### Data supplied
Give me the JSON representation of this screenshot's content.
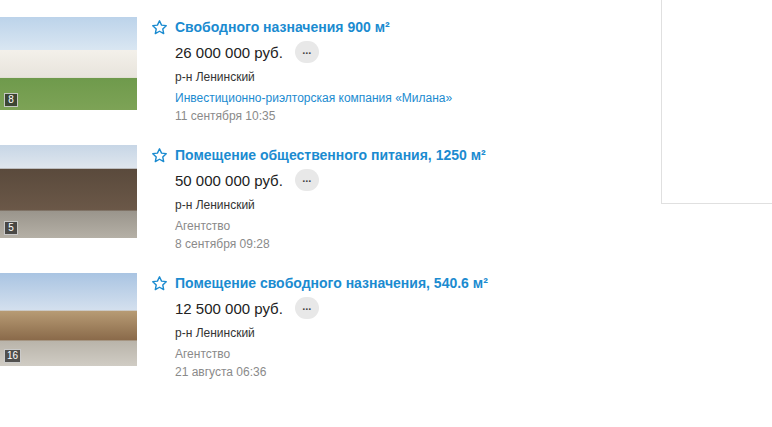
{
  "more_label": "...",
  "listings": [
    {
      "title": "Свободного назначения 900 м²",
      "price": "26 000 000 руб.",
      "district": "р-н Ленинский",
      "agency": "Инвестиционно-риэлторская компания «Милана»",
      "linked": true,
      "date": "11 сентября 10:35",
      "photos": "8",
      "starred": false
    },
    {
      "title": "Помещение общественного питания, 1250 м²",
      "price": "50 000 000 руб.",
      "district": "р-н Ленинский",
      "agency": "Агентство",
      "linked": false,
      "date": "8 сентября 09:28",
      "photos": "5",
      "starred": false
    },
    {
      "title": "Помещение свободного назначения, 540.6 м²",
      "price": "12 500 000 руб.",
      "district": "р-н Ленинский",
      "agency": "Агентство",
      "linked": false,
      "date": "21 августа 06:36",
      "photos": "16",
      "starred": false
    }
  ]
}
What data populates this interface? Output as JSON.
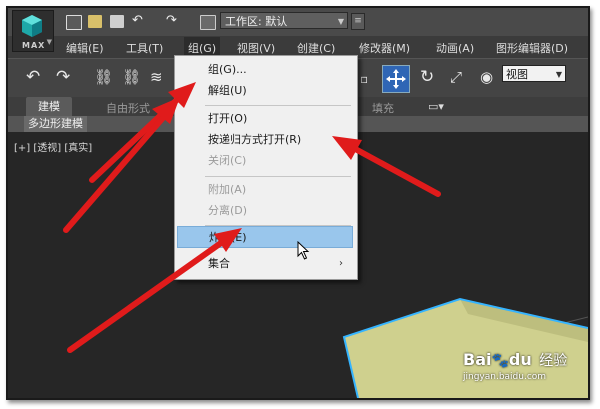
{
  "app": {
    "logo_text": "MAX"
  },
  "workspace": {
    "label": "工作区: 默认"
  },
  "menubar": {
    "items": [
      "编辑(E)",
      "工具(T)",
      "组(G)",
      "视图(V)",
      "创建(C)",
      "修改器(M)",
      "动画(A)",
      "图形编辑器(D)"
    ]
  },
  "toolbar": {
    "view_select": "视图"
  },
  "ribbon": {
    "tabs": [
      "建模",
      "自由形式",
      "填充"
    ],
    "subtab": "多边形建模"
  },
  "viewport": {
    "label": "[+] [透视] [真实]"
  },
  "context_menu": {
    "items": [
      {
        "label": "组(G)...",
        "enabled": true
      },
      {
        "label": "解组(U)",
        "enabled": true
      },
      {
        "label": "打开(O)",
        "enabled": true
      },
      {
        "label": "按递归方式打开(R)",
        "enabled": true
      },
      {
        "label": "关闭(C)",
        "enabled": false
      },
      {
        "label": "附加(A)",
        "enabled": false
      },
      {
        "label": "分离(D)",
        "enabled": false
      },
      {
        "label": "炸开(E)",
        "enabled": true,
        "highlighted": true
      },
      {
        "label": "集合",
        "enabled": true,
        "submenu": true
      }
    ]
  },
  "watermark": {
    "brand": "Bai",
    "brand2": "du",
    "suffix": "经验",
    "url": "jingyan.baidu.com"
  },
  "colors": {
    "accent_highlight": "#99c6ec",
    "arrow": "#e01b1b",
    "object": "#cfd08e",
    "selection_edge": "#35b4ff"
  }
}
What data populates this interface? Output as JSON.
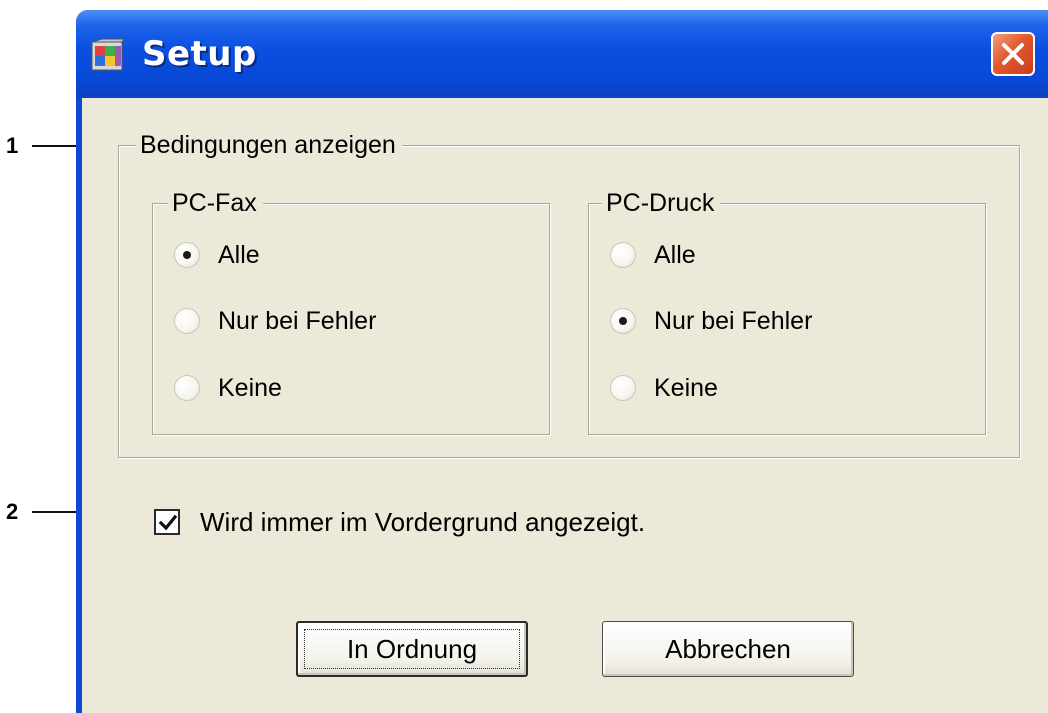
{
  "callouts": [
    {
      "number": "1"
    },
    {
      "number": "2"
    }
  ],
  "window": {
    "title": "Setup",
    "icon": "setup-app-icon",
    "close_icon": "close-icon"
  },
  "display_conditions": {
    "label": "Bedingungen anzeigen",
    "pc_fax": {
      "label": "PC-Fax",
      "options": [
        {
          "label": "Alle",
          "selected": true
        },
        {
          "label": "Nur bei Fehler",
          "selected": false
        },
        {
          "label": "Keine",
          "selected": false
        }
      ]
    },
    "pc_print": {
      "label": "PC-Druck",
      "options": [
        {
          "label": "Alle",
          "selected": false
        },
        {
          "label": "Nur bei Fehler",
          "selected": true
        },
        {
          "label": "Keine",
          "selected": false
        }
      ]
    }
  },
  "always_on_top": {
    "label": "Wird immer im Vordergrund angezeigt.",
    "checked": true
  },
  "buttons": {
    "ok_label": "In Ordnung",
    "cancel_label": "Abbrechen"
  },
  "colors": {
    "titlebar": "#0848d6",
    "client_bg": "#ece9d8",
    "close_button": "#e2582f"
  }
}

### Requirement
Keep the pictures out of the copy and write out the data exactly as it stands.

### Problem solution
Give me the JSON representation of this screenshot's content.
{
  "more_label": "...",
  "listings": [
    {
      "title": "Свободного назначения 900 м²",
      "price": "26 000 000 руб.",
      "district": "р-н Ленинский",
      "agency": "Инвестиционно-риэлторская компания «Милана»",
      "linked": true,
      "date": "11 сентября 10:35",
      "photos": "8",
      "starred": false
    },
    {
      "title": "Помещение общественного питания, 1250 м²",
      "price": "50 000 000 руб.",
      "district": "р-н Ленинский",
      "agency": "Агентство",
      "linked": false,
      "date": "8 сентября 09:28",
      "photos": "5",
      "starred": false
    },
    {
      "title": "Помещение свободного назначения, 540.6 м²",
      "price": "12 500 000 руб.",
      "district": "р-н Ленинский",
      "agency": "Агентство",
      "linked": false,
      "date": "21 августа 06:36",
      "photos": "16",
      "starred": false
    }
  ]
}
What data populates this interface? Output as JSON.
{
  "app": {
    "logo_text": "MAX"
  },
  "workspace": {
    "label": "工作区: 默认"
  },
  "menubar": {
    "items": [
      "编辑(E)",
      "工具(T)",
      "组(G)",
      "视图(V)",
      "创建(C)",
      "修改器(M)",
      "动画(A)",
      "图形编辑器(D)"
    ]
  },
  "toolbar": {
    "view_select": "视图"
  },
  "ribbon": {
    "tabs": [
      "建模",
      "自由形式",
      "填充"
    ],
    "subtab": "多边形建模"
  },
  "viewport": {
    "label": "[+] [透视] [真实]"
  },
  "context_menu": {
    "items": [
      {
        "label": "组(G)...",
        "enabled": true
      },
      {
        "label": "解组(U)",
        "enabled": true
      },
      {
        "label": "打开(O)",
        "enabled": true
      },
      {
        "label": "按递归方式打开(R)",
        "enabled": true
      },
      {
        "label": "关闭(C)",
        "enabled": false
      },
      {
        "label": "附加(A)",
        "enabled": false
      },
      {
        "label": "分离(D)",
        "enabled": false
      },
      {
        "label": "炸开(E)",
        "enabled": true,
        "highlighted": true
      },
      {
        "label": "集合",
        "enabled": true,
        "submenu": true
      }
    ]
  },
  "watermark": {
    "brand": "Bai",
    "brand2": "du",
    "suffix": "经验",
    "url": "jingyan.baidu.com"
  },
  "colors": {
    "accent_highlight": "#99c6ec",
    "arrow": "#e01b1b",
    "object": "#cfd08e",
    "selection_edge": "#35b4ff"
  }
}
What data populates this interface? Output as JSON.
{
  "callouts": [
    {
      "number": "1"
    },
    {
      "number": "2"
    }
  ],
  "window": {
    "title": "Setup",
    "icon": "setup-app-icon",
    "close_icon": "close-icon"
  },
  "display_conditions": {
    "label": "Bedingungen anzeigen",
    "pc_fax": {
      "label": "PC-Fax",
      "options": [
        {
          "label": "Alle",
          "selected": true
        },
        {
          "label": "Nur bei Fehler",
          "selected": false
        },
        {
          "label": "Keine",
          "selected": false
        }
      ]
    },
    "pc_print": {
      "label": "PC-Druck",
      "options": [
        {
          "label": "Alle",
          "selected": false
        },
        {
          "label": "Nur bei Fehler",
          "selected": true
        },
        {
          "label": "Keine",
          "selected": false
        }
      ]
    }
  },
  "always_on_top": {
    "label": "Wird immer im Vordergrund angezeigt.",
    "checked": true
  },
  "buttons": {
    "ok_label": "In Ordnung",
    "cancel_label": "Abbrechen"
  },
  "colors": {
    "titlebar": "#0848d6",
    "client_bg": "#ece9d8",
    "close_button": "#e2582f"
  }
}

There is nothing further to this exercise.